Items from a dataset
● ● ●

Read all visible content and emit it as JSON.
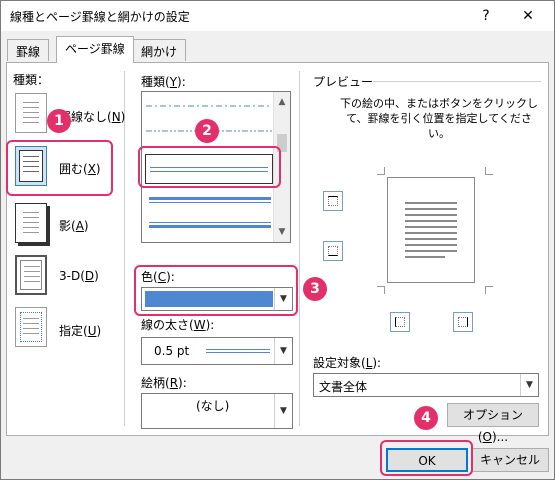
{
  "window": {
    "title": "線種とページ罫線と網かけの設定",
    "help": "?",
    "close": "✕"
  },
  "tabs": [
    {
      "label": "罫線"
    },
    {
      "label": "ページ罫線"
    },
    {
      "label": "網かけ"
    }
  ],
  "settype": {
    "heading": "種類：",
    "items": [
      {
        "label": "罫線なし(",
        "key": "N",
        "suffix": ")"
      },
      {
        "label": "囲む(",
        "key": "X",
        "suffix": ")"
      },
      {
        "label": "影(",
        "key": "A",
        "suffix": ")"
      },
      {
        "label": "3-D(",
        "key": "D",
        "suffix": ")"
      },
      {
        "label": "指定(",
        "key": "U",
        "suffix": ")"
      }
    ]
  },
  "style": {
    "label": "種類(",
    "key": "Y",
    "suffix": "):"
  },
  "color": {
    "label": "色(",
    "key": "C",
    "suffix": "):",
    "value": "#4f87d2"
  },
  "width": {
    "label": "線の太さ(",
    "key": "W",
    "suffix": "):",
    "value": "0.5 pt"
  },
  "art": {
    "label": "絵柄(",
    "key": "R",
    "suffix": "):",
    "value": "(なし)"
  },
  "preview": {
    "label": "プレビュー",
    "instruction": "下の絵の中、またはボタンをクリックして、罫線を引く位置を指定してください。"
  },
  "apply_to": {
    "label": "設定対象(",
    "key": "L",
    "suffix": "):",
    "value": "文書全体"
  },
  "buttons": {
    "options": "オプション(",
    "options_key": "O",
    "options_suffix": ")...",
    "ok": "OK",
    "cancel": "キャンセル"
  },
  "callouts": [
    "1",
    "2",
    "3",
    "4"
  ],
  "colors": {
    "accent_red": "#e3306a",
    "selection_blue": "#3c7fc4"
  }
}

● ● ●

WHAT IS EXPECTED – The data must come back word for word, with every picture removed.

TASK RESULT –
Read all visible content and emit it as JSON.
{
  "window": {
    "title": "線種とページ罫線と網かけの設定",
    "help": "?",
    "close": "✕"
  },
  "tabs": [
    {
      "label": "罫線"
    },
    {
      "label": "ページ罫線"
    },
    {
      "label": "網かけ"
    }
  ],
  "settype": {
    "heading": "種類：",
    "items": [
      {
        "label": "罫線なし(",
        "key": "N",
        "suffix": ")"
      },
      {
        "label": "囲む(",
        "key": "X",
        "suffix": ")"
      },
      {
        "label": "影(",
        "key": "A",
        "suffix": ")"
      },
      {
        "label": "3-D(",
        "key": "D",
        "suffix": ")"
      },
      {
        "label": "指定(",
        "key": "U",
        "suffix": ")"
      }
    ]
  },
  "style": {
    "label": "種類(",
    "key": "Y",
    "suffix": "):"
  },
  "color": {
    "label": "色(",
    "key": "C",
    "suffix": "):",
    "value": "#4f87d2"
  },
  "width": {
    "label": "線の太さ(",
    "key": "W",
    "suffix": "):",
    "value": "0.5 pt"
  },
  "art": {
    "label": "絵柄(",
    "key": "R",
    "suffix": "):",
    "value": "(なし)"
  },
  "preview": {
    "label": "プレビュー",
    "instruction": "下の絵の中、またはボタンをクリックして、罫線を引く位置を指定してください。"
  },
  "apply_to": {
    "label": "設定対象(",
    "key": "L",
    "suffix": "):",
    "value": "文書全体"
  },
  "buttons": {
    "options": "オプション(",
    "options_key": "O",
    "options_suffix": ")...",
    "ok": "OK",
    "cancel": "キャンセル"
  },
  "callouts": [
    "1",
    "2",
    "3",
    "4"
  ],
  "colors": {
    "accent_red": "#e3306a",
    "selection_blue": "#3c7fc4"
  }
}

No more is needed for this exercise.